Hernandez, a Cuban defector famous among Marlins fans for declaring “I Love you, Miami” in English following the ’97 win, pitched 14 more seasons — most notably for the Giants, Nationals and Mets — after the Marlins traded him to San Francisco in 1999.
Hernandez, who last pitched in 2012, still participated in Sunday’s All-Star Legends & Celebrity Softball Game at Marlins Park, a day before declaring he is worth less than $50,000.
This report originally appeared on NYPost.com.

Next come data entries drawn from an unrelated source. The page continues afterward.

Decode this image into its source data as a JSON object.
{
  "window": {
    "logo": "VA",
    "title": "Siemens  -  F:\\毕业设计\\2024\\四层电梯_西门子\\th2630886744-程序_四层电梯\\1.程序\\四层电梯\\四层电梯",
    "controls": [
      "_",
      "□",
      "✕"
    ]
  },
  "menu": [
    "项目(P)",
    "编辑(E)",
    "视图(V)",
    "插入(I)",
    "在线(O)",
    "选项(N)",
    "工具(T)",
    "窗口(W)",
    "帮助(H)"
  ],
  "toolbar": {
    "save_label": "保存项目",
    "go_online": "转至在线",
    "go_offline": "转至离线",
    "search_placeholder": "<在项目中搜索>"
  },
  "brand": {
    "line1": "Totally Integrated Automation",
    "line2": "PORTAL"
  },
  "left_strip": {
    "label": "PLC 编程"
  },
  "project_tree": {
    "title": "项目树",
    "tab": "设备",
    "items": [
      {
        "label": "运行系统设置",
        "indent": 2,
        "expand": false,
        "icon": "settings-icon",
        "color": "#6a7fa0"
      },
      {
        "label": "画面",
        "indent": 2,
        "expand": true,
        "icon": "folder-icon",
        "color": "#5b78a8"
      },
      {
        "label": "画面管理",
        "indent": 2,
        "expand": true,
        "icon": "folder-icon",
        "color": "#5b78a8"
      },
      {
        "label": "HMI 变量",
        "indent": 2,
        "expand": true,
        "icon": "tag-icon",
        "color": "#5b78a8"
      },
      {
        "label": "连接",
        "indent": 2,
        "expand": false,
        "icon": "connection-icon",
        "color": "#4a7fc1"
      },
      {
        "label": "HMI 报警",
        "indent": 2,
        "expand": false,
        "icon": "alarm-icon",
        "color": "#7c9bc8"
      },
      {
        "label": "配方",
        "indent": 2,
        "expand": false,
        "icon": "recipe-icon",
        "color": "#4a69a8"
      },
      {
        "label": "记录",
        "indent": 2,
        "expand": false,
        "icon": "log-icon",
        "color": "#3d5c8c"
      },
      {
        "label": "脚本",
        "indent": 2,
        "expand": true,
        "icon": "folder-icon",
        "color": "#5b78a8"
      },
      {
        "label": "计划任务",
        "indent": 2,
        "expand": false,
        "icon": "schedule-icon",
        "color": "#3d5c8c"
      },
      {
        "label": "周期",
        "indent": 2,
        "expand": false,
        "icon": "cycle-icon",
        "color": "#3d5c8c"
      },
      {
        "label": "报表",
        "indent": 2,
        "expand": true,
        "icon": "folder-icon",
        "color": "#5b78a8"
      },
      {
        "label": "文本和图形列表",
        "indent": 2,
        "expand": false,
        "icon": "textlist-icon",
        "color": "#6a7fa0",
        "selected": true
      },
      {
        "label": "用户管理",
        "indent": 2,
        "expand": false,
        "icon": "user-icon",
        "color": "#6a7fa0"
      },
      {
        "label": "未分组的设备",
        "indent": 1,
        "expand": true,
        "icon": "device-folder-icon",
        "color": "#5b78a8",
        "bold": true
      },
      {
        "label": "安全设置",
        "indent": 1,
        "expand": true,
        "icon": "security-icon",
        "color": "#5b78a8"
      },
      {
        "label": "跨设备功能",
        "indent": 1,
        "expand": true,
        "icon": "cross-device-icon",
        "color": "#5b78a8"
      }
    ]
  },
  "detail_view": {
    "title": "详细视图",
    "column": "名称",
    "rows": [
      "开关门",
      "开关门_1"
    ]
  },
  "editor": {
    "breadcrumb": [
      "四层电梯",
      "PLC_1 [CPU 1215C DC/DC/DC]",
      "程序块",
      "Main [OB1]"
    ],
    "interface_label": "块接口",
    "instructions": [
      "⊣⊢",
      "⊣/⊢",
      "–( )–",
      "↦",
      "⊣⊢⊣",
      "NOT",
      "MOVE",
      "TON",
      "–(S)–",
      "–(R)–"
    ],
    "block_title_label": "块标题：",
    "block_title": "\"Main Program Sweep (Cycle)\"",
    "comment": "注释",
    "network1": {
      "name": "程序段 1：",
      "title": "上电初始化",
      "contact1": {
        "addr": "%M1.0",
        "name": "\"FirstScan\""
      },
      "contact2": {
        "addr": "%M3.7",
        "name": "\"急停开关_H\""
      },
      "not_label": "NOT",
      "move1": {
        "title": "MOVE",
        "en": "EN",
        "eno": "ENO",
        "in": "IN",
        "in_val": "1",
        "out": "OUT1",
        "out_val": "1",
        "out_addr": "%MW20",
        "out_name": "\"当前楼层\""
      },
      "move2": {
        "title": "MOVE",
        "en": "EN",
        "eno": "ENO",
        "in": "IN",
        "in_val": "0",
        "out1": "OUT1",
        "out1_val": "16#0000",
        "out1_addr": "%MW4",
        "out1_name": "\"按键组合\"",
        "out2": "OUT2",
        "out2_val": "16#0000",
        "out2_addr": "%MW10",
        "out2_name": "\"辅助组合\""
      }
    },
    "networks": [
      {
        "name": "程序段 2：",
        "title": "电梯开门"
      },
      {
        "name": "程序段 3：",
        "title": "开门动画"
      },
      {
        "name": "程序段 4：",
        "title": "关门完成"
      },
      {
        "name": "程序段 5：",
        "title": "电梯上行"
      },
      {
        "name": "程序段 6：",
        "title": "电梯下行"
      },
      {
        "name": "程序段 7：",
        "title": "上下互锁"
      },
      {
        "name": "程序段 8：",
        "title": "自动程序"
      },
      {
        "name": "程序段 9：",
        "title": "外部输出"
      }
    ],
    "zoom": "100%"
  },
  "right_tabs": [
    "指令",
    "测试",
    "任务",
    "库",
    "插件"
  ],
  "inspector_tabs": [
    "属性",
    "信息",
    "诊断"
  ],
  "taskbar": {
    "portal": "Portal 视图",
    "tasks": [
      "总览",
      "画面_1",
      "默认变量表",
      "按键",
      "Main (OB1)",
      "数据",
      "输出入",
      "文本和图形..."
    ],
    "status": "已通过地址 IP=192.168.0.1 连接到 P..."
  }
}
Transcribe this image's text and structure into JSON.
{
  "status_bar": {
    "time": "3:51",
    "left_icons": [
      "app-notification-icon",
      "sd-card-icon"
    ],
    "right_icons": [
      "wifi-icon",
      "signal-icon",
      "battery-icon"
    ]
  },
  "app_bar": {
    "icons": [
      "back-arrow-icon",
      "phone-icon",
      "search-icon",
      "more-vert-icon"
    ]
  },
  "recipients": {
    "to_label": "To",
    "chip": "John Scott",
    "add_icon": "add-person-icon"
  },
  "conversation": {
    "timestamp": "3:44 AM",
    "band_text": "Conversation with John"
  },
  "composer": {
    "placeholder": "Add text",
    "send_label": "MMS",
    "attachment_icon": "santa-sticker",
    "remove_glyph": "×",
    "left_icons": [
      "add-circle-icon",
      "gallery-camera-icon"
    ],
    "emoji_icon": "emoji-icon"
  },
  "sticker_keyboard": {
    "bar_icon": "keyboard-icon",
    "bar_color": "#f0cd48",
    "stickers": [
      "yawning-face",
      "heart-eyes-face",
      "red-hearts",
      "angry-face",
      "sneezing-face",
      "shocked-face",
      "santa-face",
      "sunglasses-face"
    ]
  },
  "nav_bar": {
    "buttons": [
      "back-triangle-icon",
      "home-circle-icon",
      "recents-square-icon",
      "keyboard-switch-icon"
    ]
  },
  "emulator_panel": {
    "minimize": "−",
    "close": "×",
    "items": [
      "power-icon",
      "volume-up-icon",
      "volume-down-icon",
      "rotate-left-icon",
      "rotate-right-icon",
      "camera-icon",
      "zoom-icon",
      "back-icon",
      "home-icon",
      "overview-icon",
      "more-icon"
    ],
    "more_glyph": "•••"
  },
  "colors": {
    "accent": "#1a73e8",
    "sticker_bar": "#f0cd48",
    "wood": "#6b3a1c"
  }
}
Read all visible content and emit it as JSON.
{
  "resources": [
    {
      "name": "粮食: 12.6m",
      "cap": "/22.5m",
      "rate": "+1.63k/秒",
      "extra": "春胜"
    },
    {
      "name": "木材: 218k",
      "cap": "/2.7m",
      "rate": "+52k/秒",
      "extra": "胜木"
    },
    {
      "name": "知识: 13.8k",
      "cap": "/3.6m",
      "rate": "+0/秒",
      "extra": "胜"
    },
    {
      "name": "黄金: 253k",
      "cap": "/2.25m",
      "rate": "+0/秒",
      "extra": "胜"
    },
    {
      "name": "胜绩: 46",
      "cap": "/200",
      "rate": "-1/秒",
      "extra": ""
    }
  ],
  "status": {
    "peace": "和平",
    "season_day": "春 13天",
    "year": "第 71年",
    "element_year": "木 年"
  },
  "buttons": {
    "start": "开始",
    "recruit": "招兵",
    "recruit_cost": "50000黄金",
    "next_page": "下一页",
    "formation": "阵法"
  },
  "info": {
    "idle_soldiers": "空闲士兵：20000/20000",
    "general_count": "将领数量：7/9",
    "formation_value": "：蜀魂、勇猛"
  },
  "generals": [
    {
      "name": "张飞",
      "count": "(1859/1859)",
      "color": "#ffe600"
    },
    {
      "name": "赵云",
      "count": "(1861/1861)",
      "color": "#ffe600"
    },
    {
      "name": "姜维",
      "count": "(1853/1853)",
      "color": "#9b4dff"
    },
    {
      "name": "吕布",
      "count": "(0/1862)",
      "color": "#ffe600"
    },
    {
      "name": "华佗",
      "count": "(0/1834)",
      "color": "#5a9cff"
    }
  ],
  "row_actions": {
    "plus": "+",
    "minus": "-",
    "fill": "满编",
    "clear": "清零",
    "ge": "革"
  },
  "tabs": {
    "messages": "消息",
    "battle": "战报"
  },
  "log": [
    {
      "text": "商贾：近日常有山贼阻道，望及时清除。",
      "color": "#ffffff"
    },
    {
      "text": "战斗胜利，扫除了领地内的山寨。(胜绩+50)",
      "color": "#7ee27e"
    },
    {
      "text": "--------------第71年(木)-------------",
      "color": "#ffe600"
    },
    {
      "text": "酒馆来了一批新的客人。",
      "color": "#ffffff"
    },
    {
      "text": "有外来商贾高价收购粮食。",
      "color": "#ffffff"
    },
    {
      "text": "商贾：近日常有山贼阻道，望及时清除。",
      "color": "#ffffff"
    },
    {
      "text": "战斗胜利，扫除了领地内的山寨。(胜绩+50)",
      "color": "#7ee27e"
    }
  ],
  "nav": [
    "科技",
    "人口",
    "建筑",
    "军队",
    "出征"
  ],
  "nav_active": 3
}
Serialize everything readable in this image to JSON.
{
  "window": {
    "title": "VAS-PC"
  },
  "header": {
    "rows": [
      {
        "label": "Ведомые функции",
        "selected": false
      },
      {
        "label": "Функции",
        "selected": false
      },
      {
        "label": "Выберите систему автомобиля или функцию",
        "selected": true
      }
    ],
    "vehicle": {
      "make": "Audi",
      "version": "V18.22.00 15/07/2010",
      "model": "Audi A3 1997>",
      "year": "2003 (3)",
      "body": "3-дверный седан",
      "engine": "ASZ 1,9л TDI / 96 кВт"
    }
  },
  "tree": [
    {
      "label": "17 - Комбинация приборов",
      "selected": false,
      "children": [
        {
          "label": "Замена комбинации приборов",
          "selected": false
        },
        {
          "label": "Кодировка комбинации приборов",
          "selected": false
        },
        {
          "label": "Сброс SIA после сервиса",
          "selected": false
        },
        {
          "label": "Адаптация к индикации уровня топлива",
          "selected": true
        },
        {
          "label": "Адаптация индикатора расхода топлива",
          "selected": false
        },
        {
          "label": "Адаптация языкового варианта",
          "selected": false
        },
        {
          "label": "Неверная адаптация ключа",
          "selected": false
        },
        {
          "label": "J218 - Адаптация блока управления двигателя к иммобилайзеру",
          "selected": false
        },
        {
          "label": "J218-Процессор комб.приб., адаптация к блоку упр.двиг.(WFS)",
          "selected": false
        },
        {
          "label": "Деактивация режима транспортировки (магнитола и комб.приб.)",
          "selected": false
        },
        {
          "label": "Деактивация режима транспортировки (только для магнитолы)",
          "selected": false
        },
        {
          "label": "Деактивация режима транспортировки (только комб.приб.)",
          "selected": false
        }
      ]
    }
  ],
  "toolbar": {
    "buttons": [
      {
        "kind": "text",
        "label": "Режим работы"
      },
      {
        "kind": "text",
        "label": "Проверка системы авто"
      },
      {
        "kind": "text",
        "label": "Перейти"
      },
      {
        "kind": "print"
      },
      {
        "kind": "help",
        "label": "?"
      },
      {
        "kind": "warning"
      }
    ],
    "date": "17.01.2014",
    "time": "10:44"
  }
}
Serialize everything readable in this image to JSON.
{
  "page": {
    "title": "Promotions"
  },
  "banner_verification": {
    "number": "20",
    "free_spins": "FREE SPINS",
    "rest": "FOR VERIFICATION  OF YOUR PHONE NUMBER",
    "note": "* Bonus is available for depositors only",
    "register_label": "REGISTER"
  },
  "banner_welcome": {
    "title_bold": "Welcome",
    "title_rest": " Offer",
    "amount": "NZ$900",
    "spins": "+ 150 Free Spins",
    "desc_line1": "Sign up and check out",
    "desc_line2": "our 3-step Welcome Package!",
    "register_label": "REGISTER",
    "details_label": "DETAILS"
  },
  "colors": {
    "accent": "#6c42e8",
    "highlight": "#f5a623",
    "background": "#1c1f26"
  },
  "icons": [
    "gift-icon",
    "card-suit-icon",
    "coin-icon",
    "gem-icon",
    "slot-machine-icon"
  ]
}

View more information: https://www.marketwatch.com/story/livan-hernandez-made-48-million-playing-baseball-now-its-all-gone-2017-07-10